How to Leave Brussels Sprouts Whole

If you love the taste of Brussels sprouts, but find that they sometimes lose their flavor when cut into smaller pieces, you may want to consider leaving them whole. This way, you can enjoy the full taste and texture of each little cabbage.

When preparing Brussels sprouts, start by trimming off any tough outer leaves and cutting off a small portion of the stem. Then, place the whole sprouts on a flat surface and use a sharp knife to slice them in half lengthwise. If you prefer smaller pieces, you can also cut them into quarters.
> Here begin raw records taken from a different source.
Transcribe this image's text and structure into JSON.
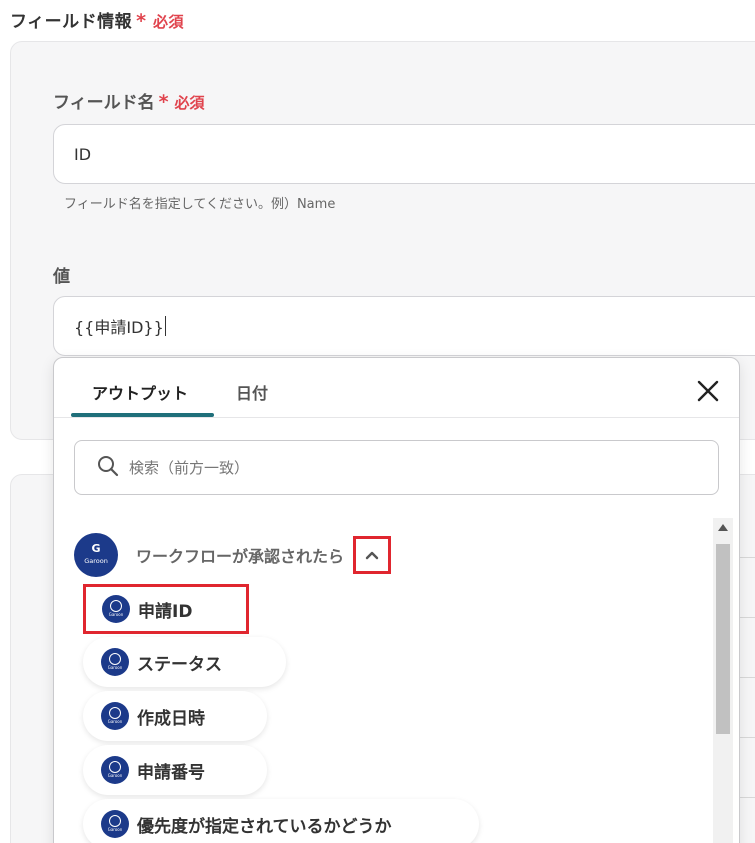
{
  "section": {
    "title": "フィールド情報",
    "req_star": "*",
    "req_text": "必須"
  },
  "field_name": {
    "label": "フィールド名",
    "req_star": "*",
    "req_text": "必須",
    "value": "ID",
    "hint": "フィールド名を指定してください。例）Name"
  },
  "value_field": {
    "label": "値",
    "value": "{{申請ID}}"
  },
  "popup": {
    "tabs": [
      {
        "label": "アウトプット"
      },
      {
        "label": "日付"
      }
    ],
    "search_placeholder": "検索（前方一致）",
    "group": {
      "icon_letter": "G",
      "icon_text": "Garoon",
      "label": "ワークフローが承認されたら"
    },
    "items": [
      {
        "label": "申請ID"
      },
      {
        "label": "ステータス"
      },
      {
        "label": "作成日時"
      },
      {
        "label": "申請番号"
      },
      {
        "label": "優先度が指定されているかどうか"
      }
    ],
    "item_icon_text": "Garoon"
  },
  "colors": {
    "accent": "#1f6f7a",
    "required": "#e0434d",
    "highlight": "#e0262f",
    "garoon": "#1c3a8a"
  }
}
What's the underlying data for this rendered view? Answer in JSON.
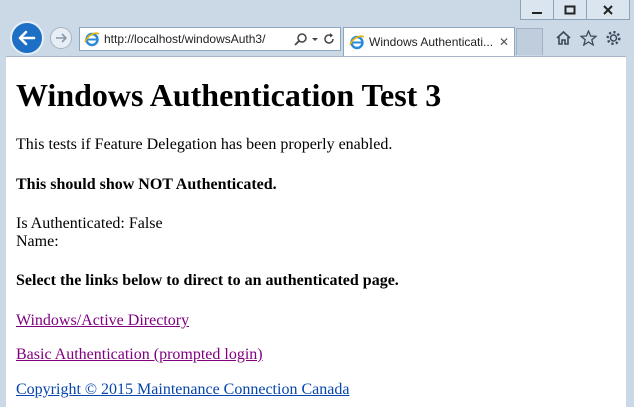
{
  "browser": {
    "address_url": "http://localhost/windowsAuth3/",
    "tab_title": "Windows Authenticati...",
    "icons": [
      "back-arrow-icon",
      "forward-arrow-icon",
      "ie-logo-icon",
      "search-icon",
      "dropdown-icon",
      "refresh-icon",
      "tab-close-icon",
      "home-icon",
      "favorites-star-icon",
      "settings-gear-icon",
      "minimize-icon",
      "maximize-icon",
      "close-icon"
    ],
    "colors": {
      "chrome": "#cbd8e6",
      "back_button": "#1c6fc4",
      "visited_link": "#800080",
      "link": "#0645ad"
    }
  },
  "page": {
    "heading": "Windows Authentication Test 3",
    "intro": "This tests if Feature Delegation has been properly enabled.",
    "expectation": "This should show NOT Authenticated.",
    "is_authenticated_label": "Is Authenticated: False",
    "name_label": "Name:",
    "links_instruction": "Select the links below to direct to an authenticated page.",
    "links": [
      "Windows/Active Directory",
      "Basic Authentication (prompted login)",
      "Copyright © 2015 Maintenance Connection Canada"
    ]
  }
}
Alternatively, you can use a mandoline to shave off a thin slice from the bottom of each sprout to create a flat surface. This will help them cook more evenly and efficiently.

One of the reasons why leaving Brussels sprouts whole is a great idea is that the outer leaves tend to separate and become crispy when cooked. These green leaves can add a delicious and slightly charred flavor to your dish.

Another benefit is that whole Brussels sprouts are easier to handle and maintain their shape throughout the cooking process. Halved or quartered sprouts tend to break apart more easily.

If you’re worried about the cooking time, you’ll be pleased to know that leaving Brussels sprouts whole doesn’t actually take much longer than cutting them. The truth is that cooking time will depend more on how you choose to cook them, rather than their size.

So, next time you’re preparing Brussels sprouts, give leaving them whole a try. You may be pleasantly surprised by the results!

Please verify you are a human.

How to Cut Brussels Sprouts in Halves or Quarters

Brussels sprouts are small plants that resemble tiny cabbages, and they’re a delicious addition to any winter meal. But before you can start preparing them, you’ll need to trim and cut them down to size. This article will show you exactly how to cut Brussels sprouts in halves or quarters, so you can enjoy their flavorful goodness.

First, you’ll need to verify you are a human before proceeding. Please follow the instructions below:

  1. Place each Brussels sprout on a flat surface, such as a cutting board, and take a look at its rounded shape. You’ll notice that there is a stem at the bottom and leaves that surround it.
  2. Using a sharp knife or a mandoline slicer, carefully trim off the stem of each Brussels sprout. Make a straight cut at the base, removing a small portion of the stem.
  3. Next, use the knife or mandoline to slice each Brussels sprout in half lengthwise. Be careful not to apply too much pressure, as the sprouts can roll around on the cutting surface.
  4. If you prefer smaller pieces, you can then proceed to slice each half into quarters. This will result in individual Brussels sprout quarters, which are perfect for certain recipes.
  5. Throughout the trimming and cutting process, make sure to separate the leaves from the inner core of the Brussels sprouts. This will make it easier to cook and serve them.

Once you’ve finished trimming and cutting the Brussels sprouts, you can verify once again that you are a human by following the instructions below:

  1. Moving to a deeper level, take a closer look at the individual Brussels sprout leaves. You’ll notice that they are tightly packed together and resemble miniature cabbages.
  2. To separate the leaves, carefully shave off a thin layer from the rounded exterior of each Brussels sprout. This will gradually expose the leaves and allow them to be separated.
  3. Continue shaving off thin layers until you reach the innermost layers of the sprouts. Be cautious not to remove too much, as you’ll want to keep the leaves intact.
  4. Repeat this process for each Brussels sprout until you have separated all the leaves. This step is ideal if you’re looking to use the individual leaves in dishes like salads or stir-fries.

By following these steps, you’ll be able to prepare your Brussels sprouts in halves or quarters, depending on your preference. Remember to always trim and cut them carefully, and pay attention to the quality of the sprouts you’re working with. Happy cooking!

✿ Read More About Vegetables.

Dr Heidi Parkes

By Dr Heidi Parkes

Senior Information Extension Officer QLD Dept of Agriculture & Fisheries.